21 October 2021, 15:56 | Updated: 21 October 2021, 18:26
The man accused of the terrorist murder of Sir David Amess allegedly began plotting to kill an MP two years ago, a court has heard.
Ali Harbi Ali, 25, appeared in the dock at Westminster Magistrates' Court on Thursday accused of stabbing to death the Conservative MP for Southend West during a constituency surgery in Leigh-on-Sea in Essex.
He was not asked to enter pleas to charges of murdering Sir David, 69, and preparing acts of terrorism between May 1 2019 and September this year before he was remanded in custody.
The court heard Ali allegedly settled on a plot to kill an MP two years ago, focusing on two MPs other than Sir David.
He is said to have carried out reconnaissance at one of their homes, the surgery of another and the Houses of Parliament.
Prosecutor James Cable said on Friday Ali travelled by train from his home in Kentish Town, north London, to get to Belfairs Methodist Church after making a midday appointment by email, claiming he was moving to the area.
During the meeting, he was allegedly seen to use his mobile phone before standing up, producing a large knife from his pocket and stabbing Sir David in the stomach.
The veteran MP was pronounced dead at the scene at 1.10pm and a preliminary post-mortem report gave the cause of death as multiple stab wounds to the chest.
The Crown Prosecution Service (CPS) alleges the murder has a terrorist connection because of its "religious and ideological" motives.
Prosecutors allege Ali was affiliated with the so-called Islamic State proscribed terrorist organisation and targeted Sir David over the MP's voting record in support of air strikes on Syria.
The defendant, wearing a grey prison-issue tracksuit and black rimmed glasses, stood to confirm his name, address and date of birth during the hearing, which lasted around 13 minutes.
He then sat with his arms folded, occasionally glancing towards the full press bench.
He nodded at Chief Magistrate Paul Goldspring as he was remanded in custody ahead of a hearing at the Old Bailey on Friday.
Earlier, Nick Price, of the CPS, said: "We will submit to the court that this murder has a terrorist connection, namely that it had both religious and ideological motivations."

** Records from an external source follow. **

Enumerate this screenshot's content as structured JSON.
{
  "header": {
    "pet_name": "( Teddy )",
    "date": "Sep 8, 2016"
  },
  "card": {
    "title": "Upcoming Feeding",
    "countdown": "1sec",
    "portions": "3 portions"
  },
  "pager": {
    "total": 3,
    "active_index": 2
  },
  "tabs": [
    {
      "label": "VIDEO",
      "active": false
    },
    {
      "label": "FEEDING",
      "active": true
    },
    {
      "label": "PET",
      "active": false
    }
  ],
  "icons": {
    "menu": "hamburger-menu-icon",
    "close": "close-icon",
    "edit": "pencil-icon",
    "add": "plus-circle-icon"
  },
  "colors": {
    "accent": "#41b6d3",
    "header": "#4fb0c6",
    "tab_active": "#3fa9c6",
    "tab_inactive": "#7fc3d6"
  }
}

Metropolitan Police Assistant Commissioner Matt Jukes said: "Today's charge is a significant milestone in the case, but the work from my colleagues in the Met's Counter Terrorism Command will continue apace."
Speaking outside New Scotland Yard, Mr Jukes added: "A large team of detectives have been working around the clock to find out as much as we can about what happened and why.
"That work has included searches at a number of London addresses.
"Our advanced forensics team analysed digital devices and carried out a painstaking review of CCTV footage.
"If there are members of the public who have further information that might help the investigation, I would urge them to come forward.
"Every piece of information in investigations like these is important and you will not be wasting our time."
On Monday, Parliament paid tribute to Sir David as it was announced that Southend would be granted city status, in recognition of his decades-long campaign for the seaside town to be given the honour.
His death has revived a debate on MPs' safety as they go about their work, with Home Secretary Priti Patel telling the House of Commons on Wednesday that intelligence officers had upgraded the threat level for politicians to "substantial" but there was no "specific or imminent threat".
Mr Jukes also confirmed security arrangements at Parliament remained under review.
He said: "We've been working closely with Parliament's own security team and with the Home Office to review existing arrangements for MPs' security, and that work will continue.
"Police forces across the country have been working with individual MPs to review their specific arrangements."